Laurel and Hardy pull raucous laughter out of thousands of visitors all year long, and by the thousands during the annual first Saturday in October festival tied to their museum in Harlem. Movie dates are noisy, a cause and effect of laughter from the Laurel and Hardy Museum’s non-stop run of classic film.
Family travel builds bridges here, with some children seeing their first silly slapstick black-and-white short films; first wondering why their parents are stricken with the giggles, before contracting them, too. Laurel and Hardy films are a good counterbalance to the werewolf and vampire dominance in film-watching America today.
The Laurel and Hardy Museum is a homey, unpretentious, sort of simple place with thousands of memorabilia items. Most everybody poses for a picture with Stan and Ollie in their car, known from their 1929 film “A Perfect Day.”
Museum docents are proud to tell this is the only Laurel and Hardy museum in America, and one of only three in the world. As such, it attracts visitors from all over. You don’t see signatures listing Saudi Arabia as home in just any museum guest book, but I did here. This idiosyncratic museum is open Tuesday through Saturday from 10 a.m. – 4 p.m.
You might consider staying overnight at nearby Red Oak Manor bed and breakfast. That will give you another day to watch more films and laugh longer.
Built in 1885, seven years before Norvell “Oliver” Hardy was born, Red Oak Manor has five guest rooms; the downstairs room and bath are handicap accessible. Two upstairs guest rooms have private baths, and two share one. Acorn is the name of the Manor’s restaurant with breakfast, lunch and dinner.

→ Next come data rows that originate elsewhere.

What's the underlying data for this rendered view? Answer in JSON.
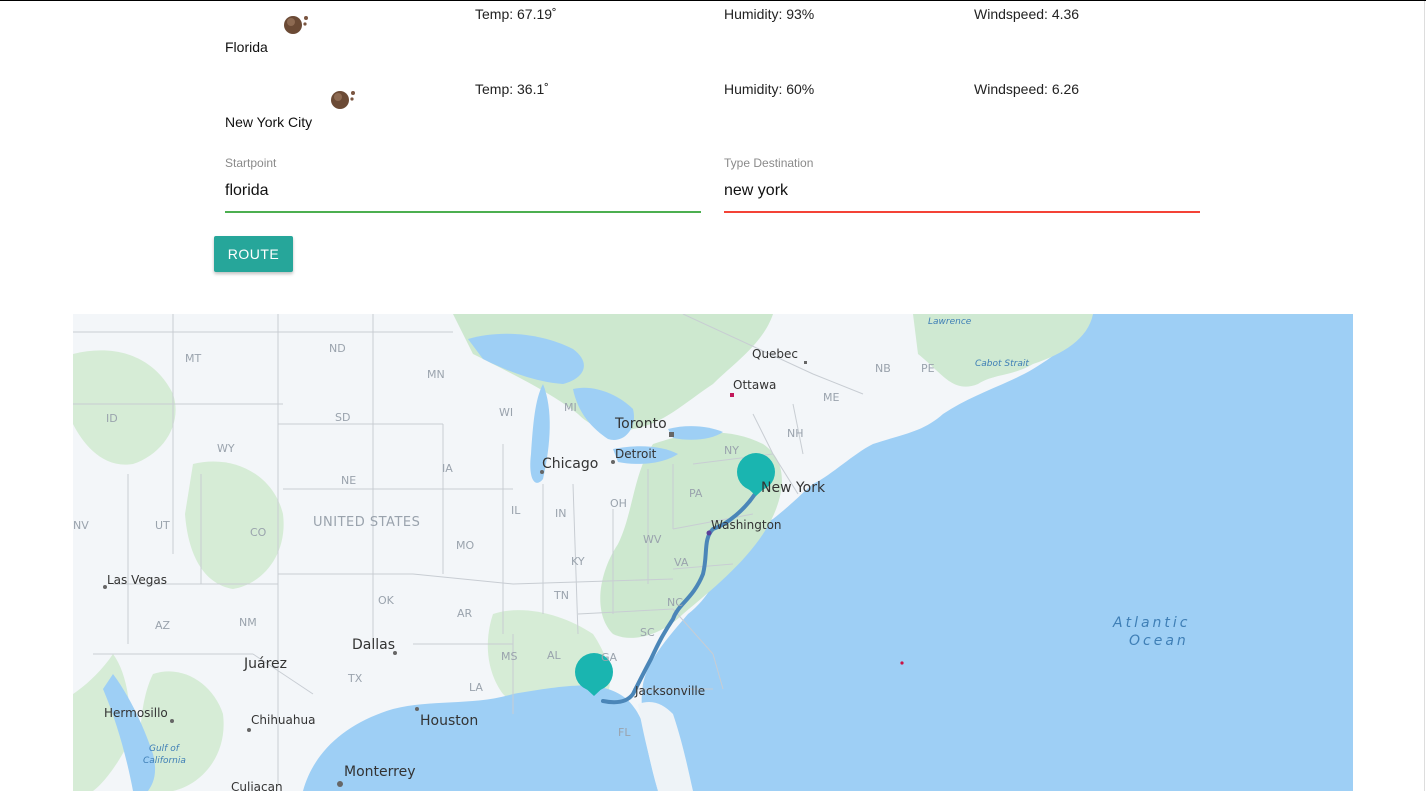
{
  "weather": [
    {
      "city": "Florida",
      "temp": "Temp: 67.19˚",
      "humidity": "Humidity: 93%",
      "windspeed": "Windspeed: 4.36",
      "icon": "cloudy-weather-icon"
    },
    {
      "city": "New York City",
      "temp": "Temp: 36.1˚",
      "humidity": "Humidity: 60%",
      "windspeed": "Windspeed: 6.26",
      "icon": "cloudy-weather-icon"
    }
  ],
  "form": {
    "start_label": "Startpoint",
    "start_value": "florida",
    "dest_label": "Type Destination",
    "dest_value": "new york",
    "route_button": "ROUTE"
  },
  "colors": {
    "accent": "#26a69a",
    "valid": "#4caf50",
    "invalid": "#f44336",
    "marker": "#1ab5b0",
    "route": "#4b86b8"
  },
  "map": {
    "states": [
      "MT",
      "ND",
      "MN",
      "ID",
      "SD",
      "WI",
      "MI",
      "WY",
      "NE",
      "IA",
      "NV",
      "UT",
      "CO",
      "IL",
      "IN",
      "OH",
      "PA",
      "NY",
      "NH",
      "ME",
      "MO",
      "KY",
      "WV",
      "VA",
      "AZ",
      "NM",
      "OK",
      "AR",
      "TN",
      "NC",
      "SC",
      "MS",
      "AL",
      "GA",
      "TX",
      "LA",
      "FL",
      "NB",
      "PE"
    ],
    "cities": [
      "Quebec",
      "Ottawa",
      "Toronto",
      "Detroit",
      "Chicago",
      "New York",
      "Washington",
      "Las Vegas",
      "Dallas",
      "Juárez",
      "Hermosillo",
      "Chihuahua",
      "Houston",
      "Jacksonville",
      "Monterrey",
      "Culiacan"
    ],
    "country": "UNITED STATES",
    "ocean": [
      "Atlantic",
      "Ocean"
    ],
    "water_labels": [
      "Lawrence",
      "Cabot Strait",
      "Gulf of",
      "California"
    ]
  }
}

Pass under centuries-old oak trees walking through the yard to the museum.
Christine Tibbetts claimed Georgia as her home state in 1972. She covers Georgia destinations, and the world, always offering prompts for exceptional experiences and opportunities to muse. Tibbetts earned a Bachelor of Journalism from the prestigious School of Journalism at the University of Missouri and is the recipient of numerous gold, silver and merit awards from North American Travel Journalists Association writing competitions. Follow her at www.TibbettsTravel.com.
Atlantans are famous for their OTP vs. ITP rivalry. Ask anyone who has lived in the Atlanta metro area for more than a few weeks, and they’ll tell you that OTPers have to have a reason to head downtown, and when they do, they go to the Dome or the Fox. You may also hear that ITPers think anything beyond Dunwoody is “the sticks” and a trip to Dahlonega takes an entire day.

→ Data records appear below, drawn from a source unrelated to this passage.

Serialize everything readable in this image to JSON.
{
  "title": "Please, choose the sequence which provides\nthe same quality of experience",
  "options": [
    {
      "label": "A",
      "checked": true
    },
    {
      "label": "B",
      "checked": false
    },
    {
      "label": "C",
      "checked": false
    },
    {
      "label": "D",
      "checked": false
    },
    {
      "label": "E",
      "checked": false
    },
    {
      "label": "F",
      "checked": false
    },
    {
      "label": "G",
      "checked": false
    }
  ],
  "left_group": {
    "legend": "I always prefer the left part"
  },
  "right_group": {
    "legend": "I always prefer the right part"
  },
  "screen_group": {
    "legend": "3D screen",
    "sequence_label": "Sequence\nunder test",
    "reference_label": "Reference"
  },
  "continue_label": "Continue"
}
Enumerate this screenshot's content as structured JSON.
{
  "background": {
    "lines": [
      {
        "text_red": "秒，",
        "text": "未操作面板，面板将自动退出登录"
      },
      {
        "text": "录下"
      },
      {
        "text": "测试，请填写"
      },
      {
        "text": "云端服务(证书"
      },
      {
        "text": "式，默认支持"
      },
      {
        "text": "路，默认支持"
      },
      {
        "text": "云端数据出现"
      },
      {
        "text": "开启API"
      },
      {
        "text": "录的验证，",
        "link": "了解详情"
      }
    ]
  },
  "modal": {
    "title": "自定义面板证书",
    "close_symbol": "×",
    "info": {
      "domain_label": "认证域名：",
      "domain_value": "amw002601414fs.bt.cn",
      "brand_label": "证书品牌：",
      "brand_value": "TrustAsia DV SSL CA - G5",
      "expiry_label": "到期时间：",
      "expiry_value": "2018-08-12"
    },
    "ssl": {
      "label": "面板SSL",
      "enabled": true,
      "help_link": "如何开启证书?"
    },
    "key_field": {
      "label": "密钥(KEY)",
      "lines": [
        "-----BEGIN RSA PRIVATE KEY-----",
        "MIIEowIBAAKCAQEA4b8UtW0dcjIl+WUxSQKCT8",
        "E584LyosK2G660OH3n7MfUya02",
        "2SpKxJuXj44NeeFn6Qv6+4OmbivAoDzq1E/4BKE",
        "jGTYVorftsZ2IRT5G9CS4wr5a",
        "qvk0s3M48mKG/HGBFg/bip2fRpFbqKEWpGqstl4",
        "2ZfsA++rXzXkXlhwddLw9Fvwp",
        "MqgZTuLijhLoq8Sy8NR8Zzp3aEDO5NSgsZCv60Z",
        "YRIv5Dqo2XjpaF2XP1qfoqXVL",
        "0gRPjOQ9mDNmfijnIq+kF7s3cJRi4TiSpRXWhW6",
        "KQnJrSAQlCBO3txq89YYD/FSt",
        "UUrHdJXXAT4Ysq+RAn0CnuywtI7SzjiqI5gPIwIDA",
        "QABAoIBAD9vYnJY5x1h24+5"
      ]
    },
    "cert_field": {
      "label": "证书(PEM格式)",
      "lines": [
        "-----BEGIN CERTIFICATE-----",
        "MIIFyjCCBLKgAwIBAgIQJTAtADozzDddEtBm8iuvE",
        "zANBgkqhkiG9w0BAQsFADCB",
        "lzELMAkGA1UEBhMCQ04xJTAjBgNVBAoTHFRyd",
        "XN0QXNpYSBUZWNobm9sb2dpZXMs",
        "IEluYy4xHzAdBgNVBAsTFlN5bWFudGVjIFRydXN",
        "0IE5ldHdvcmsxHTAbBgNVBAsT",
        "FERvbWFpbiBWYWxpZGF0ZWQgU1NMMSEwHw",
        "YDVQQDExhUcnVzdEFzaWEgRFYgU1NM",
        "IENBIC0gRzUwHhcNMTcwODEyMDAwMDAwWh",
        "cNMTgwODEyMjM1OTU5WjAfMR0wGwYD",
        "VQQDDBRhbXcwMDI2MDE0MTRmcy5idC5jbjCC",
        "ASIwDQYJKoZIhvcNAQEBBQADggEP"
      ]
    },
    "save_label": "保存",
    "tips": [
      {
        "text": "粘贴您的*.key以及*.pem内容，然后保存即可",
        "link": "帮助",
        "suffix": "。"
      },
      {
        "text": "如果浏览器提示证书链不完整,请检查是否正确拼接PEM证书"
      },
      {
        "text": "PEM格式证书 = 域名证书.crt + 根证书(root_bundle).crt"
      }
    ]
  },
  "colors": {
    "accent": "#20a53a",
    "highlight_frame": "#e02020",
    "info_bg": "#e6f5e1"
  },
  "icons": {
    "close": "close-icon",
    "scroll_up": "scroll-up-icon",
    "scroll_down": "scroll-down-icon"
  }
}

Whether you’re Team OTP or Team ITP, you’ll want to take full advantage of some of Georgia’s best restaurants, plenty of hiking and a ton of history. Two out of three of those combine at Old Mill Park, an area along Vickery Creek where Roswell’s original cotton mill was established and where remnants and ruins sit today.
I recommend parking at the Old Mill lot close to the covered bridge (follow the signs from Mill Street). Plentiful mounted maps guide you along the site, and you’ll want to make sure you’re wearing sneakers for the journey, which covers areas with stairs, wooden planking and muddy slopes. Some parts of Old Mill Park are handicapped accessible.

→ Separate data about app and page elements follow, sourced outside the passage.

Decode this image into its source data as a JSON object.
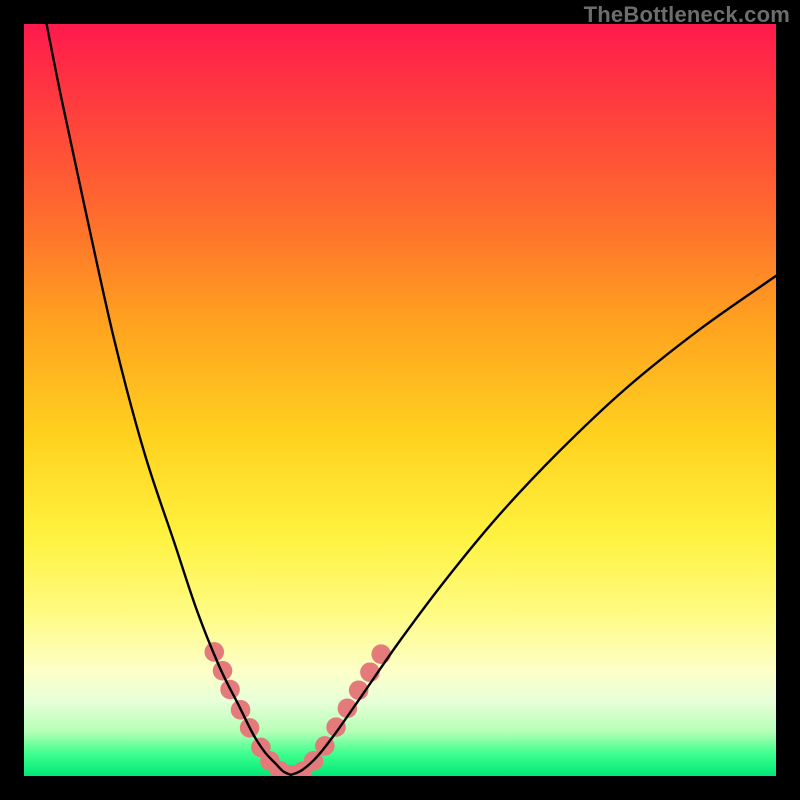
{
  "watermark": "TheBottleneck.com",
  "chart_data": {
    "type": "line",
    "title": "",
    "xlabel": "",
    "ylabel": "",
    "xlim": [
      0,
      100
    ],
    "ylim": [
      0,
      100
    ],
    "grid": false,
    "series": [
      {
        "name": "left-curve",
        "x": [
          3,
          5,
          8,
          12,
          16,
          20,
          23,
          26,
          28.5,
          30.5,
          32,
          33.5,
          34.5,
          35.5
        ],
        "y": [
          100,
          90,
          76,
          58,
          43,
          31,
          22,
          14.5,
          9.5,
          5.5,
          3.2,
          1.6,
          0.6,
          0.15
        ]
      },
      {
        "name": "right-curve",
        "x": [
          35.5,
          37,
          39,
          41.5,
          45,
          50,
          56,
          63,
          71,
          80,
          90,
          100
        ],
        "y": [
          0.15,
          0.8,
          2.6,
          5.8,
          10.8,
          18,
          26,
          34.5,
          43,
          51.5,
          59.5,
          66.5
        ]
      }
    ],
    "blobs": {
      "name": "data-blobs",
      "color": "#e47a7a",
      "points": [
        {
          "x": 25.3,
          "y": 16.5,
          "r": 1.3
        },
        {
          "x": 26.4,
          "y": 14.0,
          "r": 1.3
        },
        {
          "x": 27.4,
          "y": 11.5,
          "r": 1.3
        },
        {
          "x": 28.8,
          "y": 8.8,
          "r": 1.3
        },
        {
          "x": 30.0,
          "y": 6.4,
          "r": 1.3
        },
        {
          "x": 31.5,
          "y": 3.8,
          "r": 1.3
        },
        {
          "x": 32.7,
          "y": 2.0,
          "r": 1.3
        },
        {
          "x": 34.0,
          "y": 0.7,
          "r": 1.3
        },
        {
          "x": 35.5,
          "y": 0.15,
          "r": 1.3
        },
        {
          "x": 37.0,
          "y": 0.6,
          "r": 1.3
        },
        {
          "x": 38.5,
          "y": 2.0,
          "r": 1.3
        },
        {
          "x": 40.0,
          "y": 4.0,
          "r": 1.3
        },
        {
          "x": 41.5,
          "y": 6.5,
          "r": 1.3
        },
        {
          "x": 43.0,
          "y": 9.0,
          "r": 1.3
        },
        {
          "x": 44.5,
          "y": 11.4,
          "r": 1.3
        },
        {
          "x": 46.0,
          "y": 13.8,
          "r": 1.3
        },
        {
          "x": 47.5,
          "y": 16.2,
          "r": 1.3
        }
      ]
    }
  }
}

Heading left from the parking lot will take you through the twisted remnants of a building original of Roswell Manufacturing Company. Head a little further toward a 30-foot dam, which has water roaring over it because of all the rain northern Fulton County has had this year. Hike a bit further up the patch and you’ll come across the calm area above the dam, a great spot to practice skipping stones.
Heading back down toward the parking lot, your trek will take you to a repurposed mill building where there are clean bathrooms and a beautiful covered bridge that you can cross to continue your journey through the Chattahoochee River National Recreation Area.
Besides sneakers, make sure you bring your camera when you take your trip to Old Mill Park. It’s a favorite spot in North Georgia for photographers.
Eileen Falkenberg-Hull is a digital marketing professional based in Atlanta who first visited Georgia in 1994 and decided that when she graduated from college she would make Georgia her home. Since 2007 that dream has been a reality. She is the founder and executive director of Occupy My Family.
On May 25, 2013, Whitewater Express opened its brand new whitewater rafting location in Columbus, Georgia, on the Chattahoochee River. Not only is it the longest urban whitewater-rafting course in the world, but it also contains the largest rapid in the Southeast: Cutbait.
The course consists of approximately 10 rapids, ranging from Class I-IV+. Whitewater Express offers two trips. The Classic Trip is the smoother of the two. The trip has Class I-III rapids, and rafters get to experience the “Habitat Pool,” similar to a lazy river. This is for those 7 years old and up.